The Level 4 study by Hawkins and Neer describe their experiences with 41 locked posterior dislocations of the shoulder with 50% having an associated fracture. Twenty of the dislocations were missed diagnoses by treating physicians and the average time from injury to diagnosis was 1 year. Hawkins and Neer conclude treatment is determined by the duration of time the shoulder has been dislocated and the size of the humeral head defect, (reverse Hill-Sachs lesion).If the dislocation is less than 6 weeks old AND the defect involves less than 20% of the articular surface, then closed reduction should be attempted. If the dislocation is 6 weeks to 6 months old AND the defect involves 20 to 45% of the articular surface, transfer of the lesser tuberosity (McLaughlin procedure) should be done. If the glenoid is normal and the dislocation is more than 6 months old OR the defect involves more than 45% of the articular surface, or both, a hemiarthroplasty should be done. A hemiarthroplasty is indicated as treatment in this patient's case after obtaining full radiographs. It should be noted that adhesive capsulitis (option 1) does cause pain and loss of range of motion, especially with external rotation.

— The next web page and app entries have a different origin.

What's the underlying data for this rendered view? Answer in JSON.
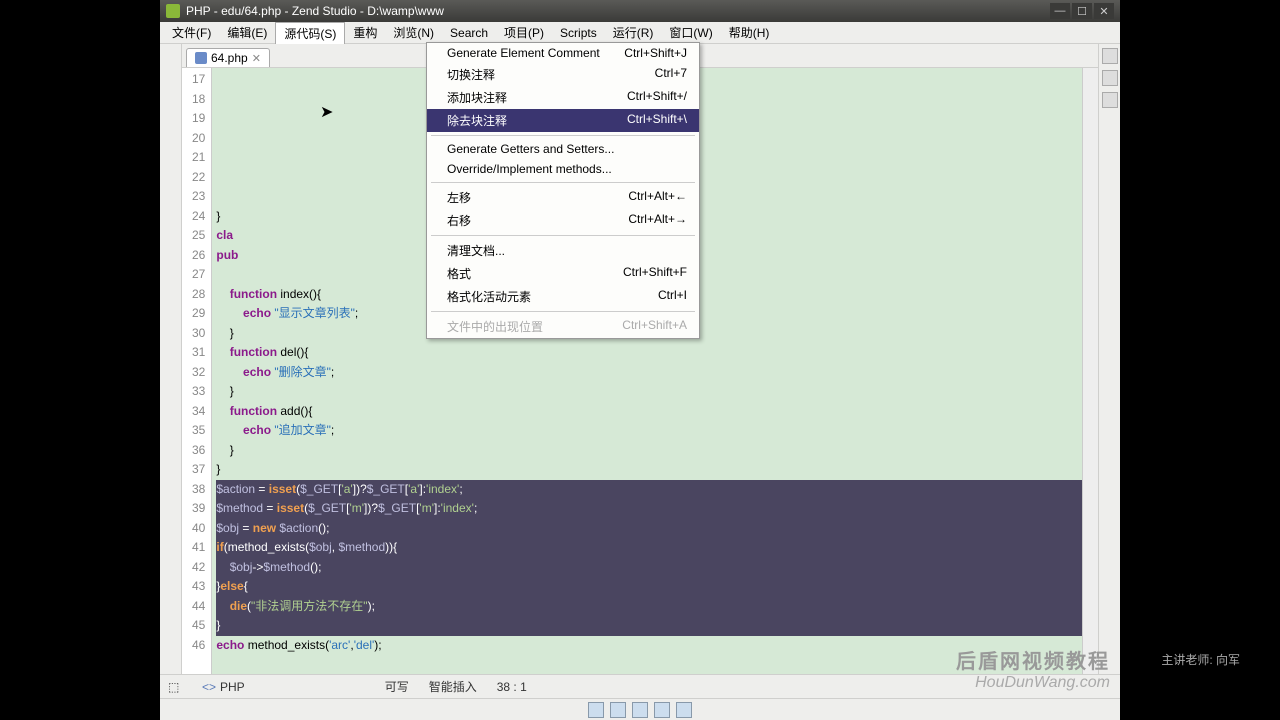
{
  "window": {
    "title": "PHP - edu/64.php - Zend Studio - D:\\wamp\\www"
  },
  "menubar": [
    "文件(F)",
    "编辑(E)",
    "源代码(S)",
    "重构",
    "浏览(N)",
    "Search",
    "项目(P)",
    "Scripts",
    "运行(R)",
    "窗口(W)",
    "帮助(H)"
  ],
  "active_menu_index": 2,
  "tab": {
    "label": "64.php"
  },
  "context_menu": [
    {
      "label": "Generate Element Comment",
      "shortcut": "Ctrl+Shift+J"
    },
    {
      "label": "切换注释",
      "shortcut": "Ctrl+7"
    },
    {
      "label": "添加块注释",
      "shortcut": "Ctrl+Shift+/"
    },
    {
      "label": "除去块注释",
      "shortcut": "Ctrl+Shift+\\",
      "hl": true
    },
    {
      "sep": true
    },
    {
      "label": "Generate Getters and Setters..."
    },
    {
      "label": "Override/Implement methods..."
    },
    {
      "sep": true
    },
    {
      "label": "左移",
      "shortcut": "Ctrl+Alt+←"
    },
    {
      "label": "右移",
      "shortcut": "Ctrl+Alt+→"
    },
    {
      "sep": true
    },
    {
      "label": "清理文档..."
    },
    {
      "label": "格式",
      "shortcut": "Ctrl+Shift+F"
    },
    {
      "label": "格式化活动元素",
      "shortcut": "Ctrl+I"
    },
    {
      "sep": true
    },
    {
      "label": "文件中的出现位置",
      "shortcut": "Ctrl+Shift+A",
      "disabled": true
    }
  ],
  "code_lines": [
    {
      "n": 17,
      "raw": " "
    },
    {
      "n": 18,
      "raw": " "
    },
    {
      "n": 19,
      "raw": " "
    },
    {
      "n": 20,
      "raw": " "
    },
    {
      "n": 21,
      "raw": " "
    },
    {
      "n": 22,
      "raw": " "
    },
    {
      "n": 23,
      "raw": " "
    },
    {
      "n": 24,
      "tokens": [
        [
          "",
          "}"
        ]
      ]
    },
    {
      "n": 25,
      "tokens": [
        [
          "kw",
          "cla"
        ]
      ]
    },
    {
      "n": 26,
      "tokens": [
        [
          "kw",
          "pub"
        ]
      ]
    },
    {
      "n": 27,
      "raw": " "
    },
    {
      "n": 28,
      "tokens": [
        [
          "",
          "    "
        ],
        [
          "kw",
          "function"
        ],
        [
          "",
          " index(){ "
        ]
      ]
    },
    {
      "n": 29,
      "tokens": [
        [
          "",
          "        "
        ],
        [
          "kw",
          "echo"
        ],
        [
          "",
          " "
        ],
        [
          "str",
          "\"显示文章列表\""
        ],
        [
          "",
          ";"
        ]
      ]
    },
    {
      "n": 30,
      "tokens": [
        [
          "",
          "    }"
        ]
      ]
    },
    {
      "n": 31,
      "tokens": [
        [
          "",
          "    "
        ],
        [
          "kw",
          "function"
        ],
        [
          "",
          " del(){"
        ]
      ]
    },
    {
      "n": 32,
      "tokens": [
        [
          "",
          "        "
        ],
        [
          "kw",
          "echo"
        ],
        [
          "",
          " "
        ],
        [
          "str",
          "\"删除文章\""
        ],
        [
          "",
          ";"
        ]
      ]
    },
    {
      "n": 33,
      "tokens": [
        [
          "",
          "    }"
        ]
      ]
    },
    {
      "n": 34,
      "tokens": [
        [
          "",
          "    "
        ],
        [
          "kw",
          "function"
        ],
        [
          "",
          " add(){"
        ]
      ]
    },
    {
      "n": 35,
      "tokens": [
        [
          "",
          "        "
        ],
        [
          "kw",
          "echo"
        ],
        [
          "",
          " "
        ],
        [
          "str",
          "\"追加文章\""
        ],
        [
          "",
          ";"
        ]
      ]
    },
    {
      "n": 36,
      "tokens": [
        [
          "",
          "    }"
        ]
      ]
    },
    {
      "n": 37,
      "tokens": [
        [
          "",
          "}"
        ]
      ]
    },
    {
      "n": 38,
      "sel": true,
      "tokens": [
        [
          "var",
          "$action"
        ],
        [
          "",
          " = "
        ],
        [
          "kw",
          "isset"
        ],
        [
          "",
          "("
        ],
        [
          "var",
          "$_GET"
        ],
        [
          "",
          "["
        ],
        [
          "str",
          "'a'"
        ],
        [
          "",
          "])?"
        ],
        [
          "var",
          "$_GET"
        ],
        [
          "",
          "["
        ],
        [
          "str",
          "'a'"
        ],
        [
          "",
          "]:"
        ],
        [
          "str",
          "'index'"
        ],
        [
          "",
          ";"
        ]
      ]
    },
    {
      "n": 39,
      "sel": true,
      "tokens": [
        [
          "var",
          "$method"
        ],
        [
          "",
          " = "
        ],
        [
          "kw",
          "isset"
        ],
        [
          "",
          "("
        ],
        [
          "var",
          "$_GET"
        ],
        [
          "",
          "["
        ],
        [
          "str",
          "'m'"
        ],
        [
          "",
          "])?"
        ],
        [
          "var",
          "$_GET"
        ],
        [
          "",
          "["
        ],
        [
          "str",
          "'m'"
        ],
        [
          "",
          "]:"
        ],
        [
          "str",
          "'index'"
        ],
        [
          "",
          ";"
        ]
      ]
    },
    {
      "n": 40,
      "sel": true,
      "tokens": [
        [
          "var",
          "$obj"
        ],
        [
          "",
          " = "
        ],
        [
          "kw",
          "new"
        ],
        [
          "",
          " "
        ],
        [
          "var",
          "$action"
        ],
        [
          "",
          "();"
        ]
      ]
    },
    {
      "n": 41,
      "sel": true,
      "tokens": [
        [
          "kw",
          "if"
        ],
        [
          "",
          "(method_exists("
        ],
        [
          "var",
          "$obj"
        ],
        [
          "",
          ", "
        ],
        [
          "var",
          "$method"
        ],
        [
          "",
          ")){"
        ]
      ]
    },
    {
      "n": 42,
      "sel": true,
      "tokens": [
        [
          "",
          "    "
        ],
        [
          "var",
          "$obj"
        ],
        [
          "",
          "->"
        ],
        [
          "var",
          "$method"
        ],
        [
          "",
          "();"
        ]
      ]
    },
    {
      "n": 43,
      "sel": true,
      "tokens": [
        [
          "",
          "}"
        ],
        [
          "kw",
          "else"
        ],
        [
          "",
          "{"
        ]
      ]
    },
    {
      "n": 44,
      "sel": true,
      "tokens": [
        [
          "",
          "    "
        ],
        [
          "kw",
          "die"
        ],
        [
          "",
          "("
        ],
        [
          "str",
          "\"非法调用方法不存在\""
        ],
        [
          "",
          ");"
        ]
      ]
    },
    {
      "n": 45,
      "sel": true,
      "tokens": [
        [
          "",
          "}"
        ]
      ]
    },
    {
      "n": 46,
      "tokens": [
        [
          "kw",
          "echo"
        ],
        [
          "",
          " method_exists("
        ],
        [
          "str",
          "'arc'"
        ],
        [
          "",
          ","
        ],
        [
          "str",
          "'del'"
        ],
        [
          "",
          ");"
        ]
      ]
    }
  ],
  "status": {
    "lang": "PHP",
    "write": "可写",
    "insert": "智能插入",
    "pos": "38 : 1"
  },
  "watermark": {
    "l1": "后盾网视频教程",
    "l2": "HouDunWang.com",
    "l3": "主讲老师: 向军"
  }
}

Average 3.0 of 23 Ratings
A 25-year old female with a seizure disorder complains of persistent left shoulder pain after sustaining a seizure 1 week ago. She was placed in a sling in the ER and is following up in your office. Figure A shows the radiograph taken in the ER. On examination, her range of motion is limited and is only able to externally rotate to neutral. What is the next step in management?
Sling use for comfort and follow-up in 2 weeks
Repeat True AP radiograph
Axillary lateral radiograph
MRI of the shoulder
Intra-articular cortisone injection with range of motion exercises
This question tests the concept that posterior shoulder dislocation is frequently missed due to inadequate imaging. Trauma shoulder radiographs (which include an AP, axillary, and scapular Y view) must be obtained in all suspected shoulder dislocations.
Posterior dislocations are more common following a seizure. The posteriorly dislocated shoulder is typically held in IR and most consistent finding is a mechanical block to ER caused by the anterior humeral head defect on the posterior aspect of the glenoid.
According to the reference by Robinson et al, good functional outcomes are associated with early detection and treatment of isolated posterior dislocations that are associated with a small osseous defect and are stable following closed reduction.
Robinson CM, Aderinto J
J Bone Joint Surg Am. 2005 Mar;87(3):639-50. PMID: 15741636 (Link to Abstract)
Average 4.0 of 14 Ratings
Posterior Shoulder Instability and Posterior Labral Tear Michael Bahk, MD
Session III Shoulder continued Author: Anthony A. Romeo, MD Duration: 11:59
Video demonstrating arthroscopic posterior shoulder stabilization
video of Dr. Don Buford's surgical technique for posterior shoulder instability...
HPI - 58M, s/p motorcycle accident 5 weeks ago.
Isolated LEFT shoulder injury.
Has pain and limited function of left shoulder.
Was seen in ER were he was told x-rays where normal, and now follows up after PMD ordered MRI of shoulder.
Shoulder was normal prior to accident.
What x-ray view would have aided in the initial treatment of this patient?
HPI - 65 yo M alcoholic complains of multiple shoulder dislocations. Most recent dislocation occurred 2 months ago and he has been unable to use the arm for the past 2 months.
Treatment for this chronic posterior shoulder dislocation?